  •  Cut the loin and sirloin in thick slices straight down and perpendicular to the bone but leave ends attached to the bone.
  •  Dot with lots of butter and put it back together in the pan curst and butter side up.
  •  Place under a preheated broiler for 3 minutes.  Spoon melted butter over it and remove from pan or it will continue to cook.


Roasted Tomahawk Steak



  • 1 -2 ½ to 3 inch thick tomahawk steak *
  • Salt and black pepper
  • 3 tbsp butter
  • 1 tbsp olive oil

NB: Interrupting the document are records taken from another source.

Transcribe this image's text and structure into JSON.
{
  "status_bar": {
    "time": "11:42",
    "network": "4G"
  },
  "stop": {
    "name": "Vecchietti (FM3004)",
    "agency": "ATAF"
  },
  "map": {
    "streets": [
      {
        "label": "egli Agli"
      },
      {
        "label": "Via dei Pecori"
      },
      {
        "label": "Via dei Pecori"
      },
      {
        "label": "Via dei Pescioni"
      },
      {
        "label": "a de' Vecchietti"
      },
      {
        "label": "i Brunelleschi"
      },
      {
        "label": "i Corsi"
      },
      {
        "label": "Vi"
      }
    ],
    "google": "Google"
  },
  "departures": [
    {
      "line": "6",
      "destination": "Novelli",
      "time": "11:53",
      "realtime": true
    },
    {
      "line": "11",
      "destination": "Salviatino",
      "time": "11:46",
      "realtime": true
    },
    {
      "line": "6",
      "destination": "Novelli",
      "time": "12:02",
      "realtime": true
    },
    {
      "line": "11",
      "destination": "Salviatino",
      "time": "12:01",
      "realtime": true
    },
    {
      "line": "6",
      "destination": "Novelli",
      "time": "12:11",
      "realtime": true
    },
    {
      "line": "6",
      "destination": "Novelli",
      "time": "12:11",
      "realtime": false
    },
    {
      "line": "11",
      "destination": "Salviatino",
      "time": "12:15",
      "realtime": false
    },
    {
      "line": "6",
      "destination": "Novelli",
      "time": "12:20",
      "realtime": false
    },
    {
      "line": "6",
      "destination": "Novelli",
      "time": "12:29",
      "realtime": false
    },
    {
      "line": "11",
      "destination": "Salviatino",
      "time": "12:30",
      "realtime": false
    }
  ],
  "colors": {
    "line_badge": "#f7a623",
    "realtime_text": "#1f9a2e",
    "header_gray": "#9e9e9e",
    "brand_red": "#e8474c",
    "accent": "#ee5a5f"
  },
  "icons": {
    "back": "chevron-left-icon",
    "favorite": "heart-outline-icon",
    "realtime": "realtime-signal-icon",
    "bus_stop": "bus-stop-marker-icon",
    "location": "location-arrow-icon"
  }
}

  • Blot room temperature tomahawk dry with paper towels and season with pepper and lots of salt; let rest for 30 minutes. Preheat oven to 400°. Dot roasting pan with 3 tbsp. butter.
  •  Put1 tbsp. oil in a large heavy skillet over medium-high heat. When it’s good and hot add steak to skillet. Cook until seared on all sides (including edges), 2–3 minutes per side. Transfer to the roasting pan. Roast in the oven, turning halfway through cooking and basting with the melted butter, Cook for 10 minutes for rare.
  •  Place in a serving platter and pour the melted butter fron the pan over it. Cover loosely with foil and let it rest for 10 minutes before serving. Serves two.

* A tomahawk steak is a rib steak with the entire rib bone intact.

Done well but not well done